Critics’ Picks

  • WangShui, From Its Mouth Came a River of High-End Residential Appliances, 2018, video, color, sound, 13 minutes.

    WangShui, From Its Mouth Came a River of High-End Residential Appliances, 2018, video, color, sound, 13 minutes.


    Leipziger Strasse 60 (entrance: Jerusalemer Strasse)
    September 12–December 15, 2019

    An energetic fluidity between species, regimes, materials, and genders courses through WangShui’s film and installation exhibition here, which marks their European debut. Pupating silkworms inhabit an elaborate insect-scale cityscape of chromed bath fixtures in Gardens of Perfect Exposure, 2018. Over the course of the exhibition’s run, the larvae will enact the process of first shedding their skin, then building a cocoon of raw silk, a metamorphosis that will be livestreamed and projected onto the walls of the gallery. It’s a useful metaphor for the exhibition and WangShui’s practice as a whole, which, they note, was “born out of a desire to dematerialize a corporeal identity.”

    Though the exhibition takes over the entire ground floor of the gallery, the capacity of its spaces is used sparingly, allowing the works to haunt, rather than occupy, the space. A snakeskin sculpture hangs over a corner of an otherwise empty room, hovering inauspiciously above the doorway. Elsewhere, a ding reminiscent of a game show rings between the rooms, as if signaling transitions on another plane. The sense of having entered in the wake of something seeps into the installations’ architectonics, with one entrance for the mixed-media installation Weak Pearl, 2019, seemingly burst open, with what look like shards of glass and wrenched metal jutting out from the doorframe.

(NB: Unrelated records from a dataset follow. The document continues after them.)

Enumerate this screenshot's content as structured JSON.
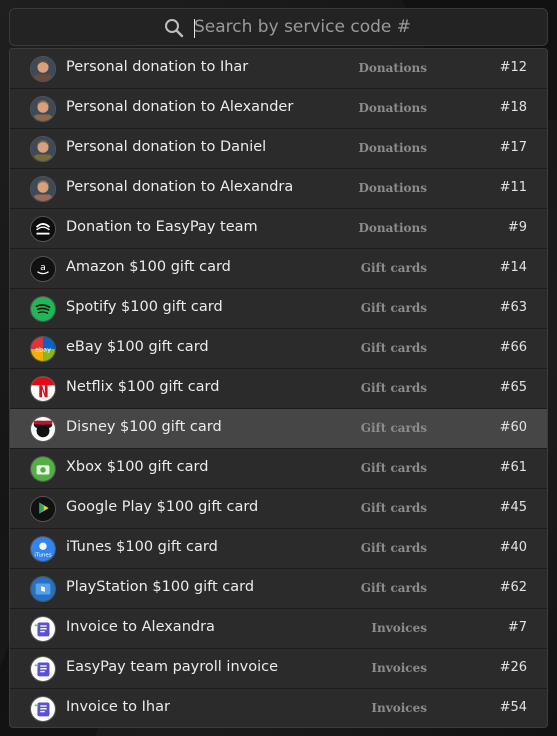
{
  "search": {
    "placeholder": "Search by service code #",
    "value": ""
  },
  "results": [
    {
      "title": "Personal donation to Ihar",
      "category": "Donations",
      "code": "#12",
      "icon": "person-ihar-avatar",
      "color": "#6b4a3a"
    },
    {
      "title": "Personal donation to Alexander",
      "category": "Donations",
      "code": "#18",
      "icon": "person-alexander-avatar",
      "color": "#8a6a4a"
    },
    {
      "title": "Personal donation to Daniel",
      "category": "Donations",
      "code": "#17",
      "icon": "person-daniel-avatar",
      "color": "#7a6a3a"
    },
    {
      "title": "Personal donation to Alexandra",
      "category": "Donations",
      "code": "#11",
      "icon": "person-alexandra-avatar",
      "color": "#9a6a5a"
    },
    {
      "title": "Donation to EasyPay team",
      "category": "Donations",
      "code": "#9",
      "icon": "easypay-logo-icon",
      "color": "#111111"
    },
    {
      "title": "Amazon $100 gift card",
      "category": "Gift cards",
      "code": "#14",
      "icon": "amazon-logo-icon",
      "color": "#111111"
    },
    {
      "title": "Spotify $100 gift card",
      "category": "Gift cards",
      "code": "#63",
      "icon": "spotify-logo-icon",
      "color": "#1db954"
    },
    {
      "title": "eBay $100 gift card",
      "category": "Gift cards",
      "code": "#66",
      "icon": "ebay-logo-icon",
      "color": "#e53238"
    },
    {
      "title": "Netflix $100 gift card",
      "category": "Gift cards",
      "code": "#65",
      "icon": "netflix-logo-icon",
      "color": "#e50914"
    },
    {
      "title": "Disney $100 gift card",
      "category": "Gift cards",
      "code": "#60",
      "icon": "disney-logo-icon",
      "color": "#c8102e"
    },
    {
      "title": "Xbox $100 gift card",
      "category": "Gift cards",
      "code": "#61",
      "icon": "xbox-logo-icon",
      "color": "#52b043"
    },
    {
      "title": "Google Play $100 gift card",
      "category": "Gift cards",
      "code": "#45",
      "icon": "google-play-logo-icon",
      "color": "#111111"
    },
    {
      "title": "iTunes $100 gift card",
      "category": "Gift cards",
      "code": "#40",
      "icon": "itunes-logo-icon",
      "color": "#2e86f5"
    },
    {
      "title": "PlayStation $100 gift card",
      "category": "Gift cards",
      "code": "#62",
      "icon": "playstation-logo-icon",
      "color": "#2173c8"
    },
    {
      "title": "Invoice to Alexandra",
      "category": "Invoices",
      "code": "#7",
      "icon": "invoice-icon",
      "color": "#5a4fd6"
    },
    {
      "title": "EasyPay team payroll invoice",
      "category": "Invoices",
      "code": "#26",
      "icon": "invoice-icon",
      "color": "#5a4fd6"
    },
    {
      "title": "Invoice to Ihar",
      "category": "Invoices",
      "code": "#54",
      "icon": "invoice-icon",
      "color": "#5a4fd6"
    }
  ],
  "highlighted_index": 9
}
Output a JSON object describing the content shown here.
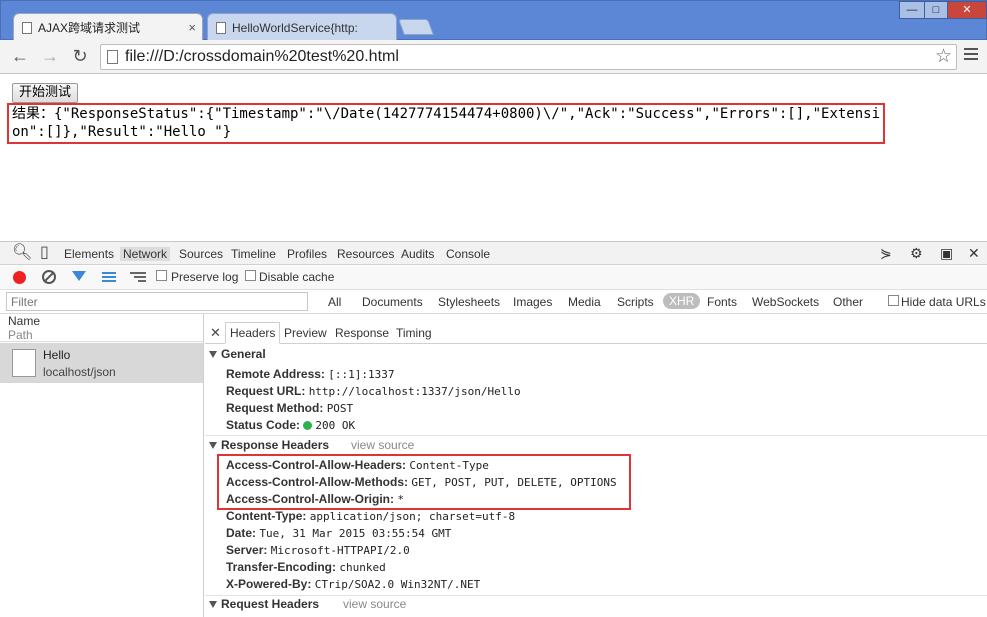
{
  "browser": {
    "tabs": [
      {
        "title": "AJAX跨域请求测试"
      },
      {
        "title": "HelloWorldService{http:"
      }
    ],
    "window_buttons": {
      "minimize": "—",
      "maximize": "□",
      "close": "✕"
    },
    "url": "file:///D:/crossdomain%20test%20.html"
  },
  "page": {
    "button_label": "开始测试",
    "result_text": "结果：{\"ResponseStatus\":{\"Timestamp\":\"\\/Date(1427774154474+0800)\\/\",\"Ack\":\"Success\",\"Errors\":[],\"Extension\":[]},\"Result\":\"Hello \"}"
  },
  "devtools": {
    "tabs": [
      "Elements",
      "Network",
      "Sources",
      "Timeline",
      "Profiles",
      "Resources",
      "Audits",
      "Console"
    ],
    "selected_tab": "Network",
    "preserve_log_label": "Preserve log",
    "disable_cache_label": "Disable cache",
    "filter_placeholder": "Filter",
    "type_filters": [
      "All",
      "Documents",
      "Stylesheets",
      "Images",
      "Media",
      "Scripts",
      "XHR",
      "Fonts",
      "WebSockets",
      "Other"
    ],
    "selected_type": "XHR",
    "hide_data_urls_label": "Hide data URLs",
    "list_header": {
      "name": "Name",
      "path": "Path"
    },
    "requests": [
      {
        "name": "Hello",
        "path": "localhost/json"
      }
    ],
    "detail_tabs": [
      "Headers",
      "Preview",
      "Response",
      "Timing"
    ],
    "general": {
      "title": "General",
      "rows": [
        {
          "key": "Remote Address:",
          "value": "[::1]:1337"
        },
        {
          "key": "Request URL:",
          "value": "http://localhost:1337/json/Hello"
        },
        {
          "key": "Request Method:",
          "value": "POST"
        },
        {
          "key": "Status Code:",
          "value": "200 OK"
        }
      ]
    },
    "response_headers": {
      "title": "Response Headers",
      "view_source": "view source",
      "rows": [
        {
          "key": "Access-Control-Allow-Headers:",
          "value": "Content-Type"
        },
        {
          "key": "Access-Control-Allow-Methods:",
          "value": "GET, POST, PUT, DELETE, OPTIONS"
        },
        {
          "key": "Access-Control-Allow-Origin:",
          "value": "*"
        },
        {
          "key": "Content-Type:",
          "value": "application/json; charset=utf-8"
        },
        {
          "key": "Date:",
          "value": "Tue, 31 Mar 2015 03:55:54 GMT"
        },
        {
          "key": "Server:",
          "value": "Microsoft-HTTPAPI/2.0"
        },
        {
          "key": "Transfer-Encoding:",
          "value": "chunked"
        },
        {
          "key": "X-Powered-By:",
          "value": "CTrip/SOA2.0 Win32NT/.NET"
        }
      ]
    },
    "request_headers": {
      "title": "Request Headers",
      "view_source": "view source"
    }
  }
}
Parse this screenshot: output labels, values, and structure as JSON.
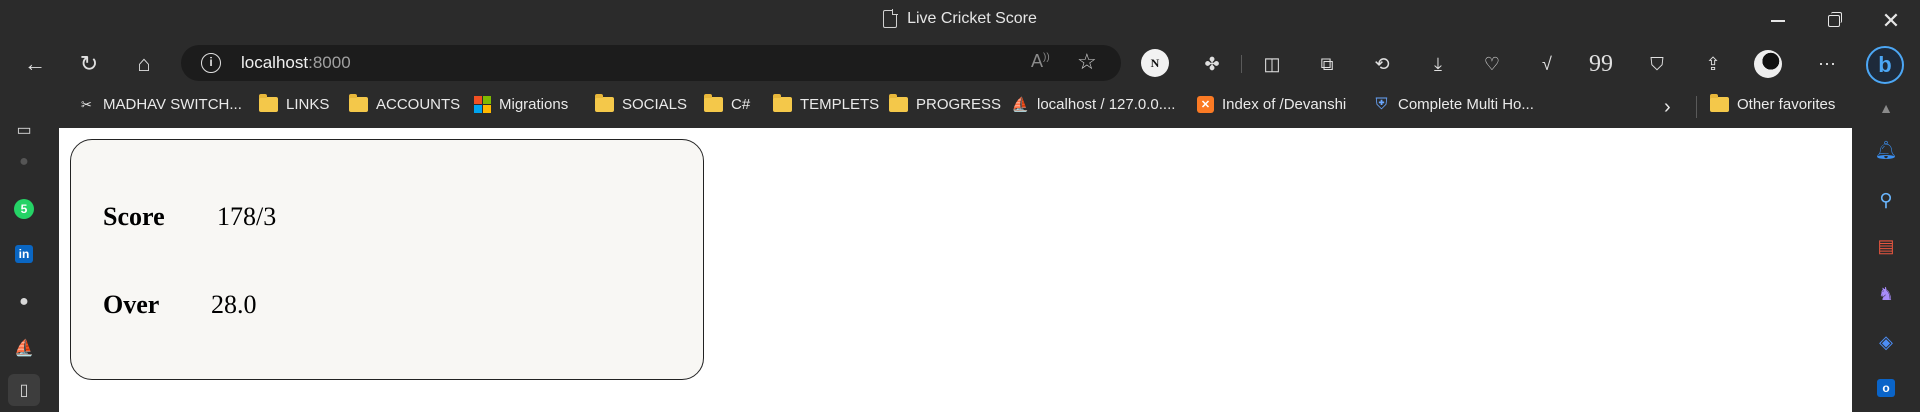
{
  "window": {
    "title": "Live Cricket Score"
  },
  "address_bar": {
    "host": "localhost",
    "port": ":8000"
  },
  "profile": {
    "extension_badge": "N"
  },
  "favorites": [
    {
      "label": "MADHAV SWITCH...",
      "icon": "scissors-icon"
    },
    {
      "label": "LINKS",
      "icon": "folder-icon"
    },
    {
      "label": "ACCOUNTS",
      "icon": "folder-icon"
    },
    {
      "label": "Migrations",
      "icon": "microsoft-logo-icon"
    },
    {
      "label": "SOCIALS",
      "icon": "folder-icon"
    },
    {
      "label": "C#",
      "icon": "folder-icon"
    },
    {
      "label": "TEMPLETS",
      "icon": "folder-icon"
    },
    {
      "label": "PROGRESS",
      "icon": "folder-icon"
    },
    {
      "label": "localhost / 127.0.0....",
      "icon": "phpmyadmin-icon"
    },
    {
      "label": "Index of /Devanshi",
      "icon": "xampp-icon"
    },
    {
      "label": "Complete Multi Ho...",
      "icon": "shield-icon"
    }
  ],
  "other_favorites": "Other favorites",
  "scoreboard": {
    "score_label": "Score",
    "score_value": "178/3",
    "over_label": "Over",
    "over_value": "28.0"
  },
  "colors": {
    "chrome_bg": "#2b2b2b",
    "address_bg": "#1c1c1c",
    "card_bg": "#f8f7f4",
    "folder": "#f4c84a",
    "accent": "#4ca7f5"
  }
}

    The show’s central piece and its tour de force is a thirteen-minute video, From Its Mouth Came a River of High-End Residential Appliances, 2018. In it, pensive drone footage takes us through a complex of high-rises on the South China Sea. Curiously, the buildings are designed with gaping voids at their centers, which, the narrator explains, are a remnant of feng shui principles that were banned by the Chinese government during the Cultural Revolution and flourished outside of mainland China, especially in Hong Kong. These so-called dragon gates form a locus for other musings on political and personal transformation, and hint toward the nature of the beast we’ve been unwittingly trailing.

  • View of “Claude Mirrors: Victor Man, Jill Mulleady, Issy Wood,” 2019.

    View of “Claude Mirrors: Victor Man, Jill Mulleady, Issy Wood,” 2019.

    “Claude Mirrors: Victor Man, Jill Mulleady, Issy Wood”

    Schinkel Pavillon
    Oberwallstrasse 1
    September 11–December 15, 2019

    This group show is named after the tinted, convex pocket mirrors favored by British landscape painters from the eighteenth century: Claude mirrors. Reflected through the black glass, a surrounding scene would appear in distilled color with a softened focus and a framed perspective. The tool was popular with travelers and artists, notably the originator of the picturesque genre, Reverend William Gilpin, who advocated for its results, which he called akin to “the visions of the imagination” and “the brilliant landscapes of a dream.”

    Gilpin’s praise could be repurposed to describe the visions exhibited at Schinkel Klause—the basement space within the eccentric, octagonal Schinkel Pavillon—where hallucinatory and allegorical landscapes conjured from the imaginations of Victor Man, Jill Mulleady, and Issy Wood are staged in dialogue. But there is no high color here—rather, there are murky bruises of green and gray, black and blue, rendered in oil paint on canvas, linen, velvet, and even the furry pelt of a skinned rodent. Wood’s canvases depict aliens alongside classical sphinxes, blurring classical antiquity and science fiction into one uneasy temporality.

    Mulleady’s theatrical figures are possessed, too. In the viridescent The Green Room, I, 2017, the protagonist flails his arms, spilling his drink, as if engaged in an occult ritual or visitation. And in Man’s works, his characters have quite literally lost their heads—severed and placed tenderly on anonymous laps, as in The Chandler, 2018, or missing completely, replaced with architectural details on top of impenetrable, latex-clad bodies, as in Untitled, 2015. Charged with the semiotics of surrealism, the uncanny images linger.